## WHAT YOU WILL DO
In the answer, each line must appear exactly as in the records, and no picture may appear.

## DATA FOR THE TASK
┌──

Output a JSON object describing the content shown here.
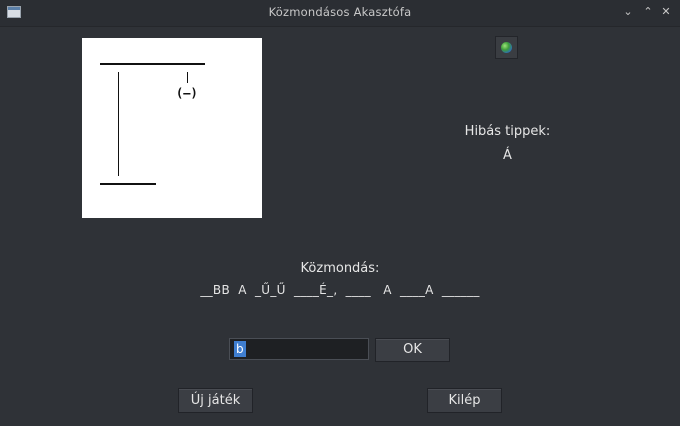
{
  "window": {
    "title": "Közmondásos Akasztófa",
    "controls": [
      "minimize",
      "maximize",
      "close"
    ]
  },
  "hangman": {
    "head_glyph": "(–)"
  },
  "language_button": {
    "icon": "globe-icon"
  },
  "wrong_guesses": {
    "label": "Hibás tippek:",
    "letters": "Á"
  },
  "proverb": {
    "label": "Közmondás:",
    "pattern": "__BB  A  _Ű_Ű  ____É_,  ____   A  ____A  ______"
  },
  "guess": {
    "value": "b",
    "ok_label": "OK"
  },
  "buttons": {
    "new_game": "Új játék",
    "quit": "Kilép"
  }
}
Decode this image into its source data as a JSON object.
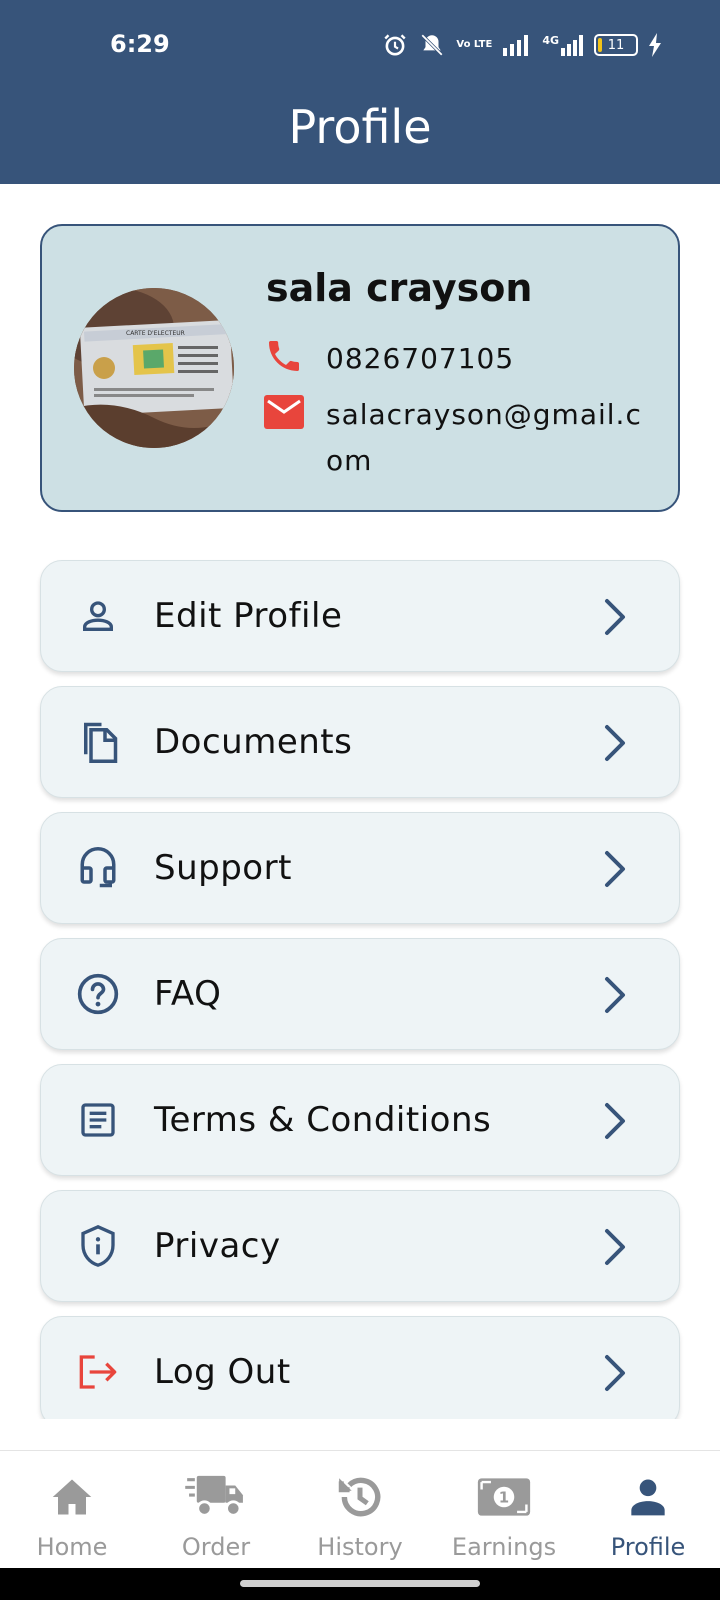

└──

## FINAL ANSWER
Output a JSON object describing the content shown here.
{
  "window": {
    "title": "Közmondásos Akasztófa",
    "controls": [
      "minimize",
      "maximize",
      "close"
    ]
  },
  "hangman": {
    "head_glyph": "(–)"
  },
  "language_button": {
    "icon": "globe-icon"
  },
  "wrong_guesses": {
    "label": "Hibás tippek:",
    "letters": "Á"
  },
  "proverb": {
    "label": "Közmondás:",
    "pattern": "__BB  A  _Ű_Ű  ____É_,  ____   A  ____A  ______"
  },
  "guess": {
    "value": "b",
    "ok_label": "OK"
  },
  "buttons": {
    "new_game": "Új játék",
    "quit": "Kilép"
  }
}
Decode this image into its source data as a JSON object.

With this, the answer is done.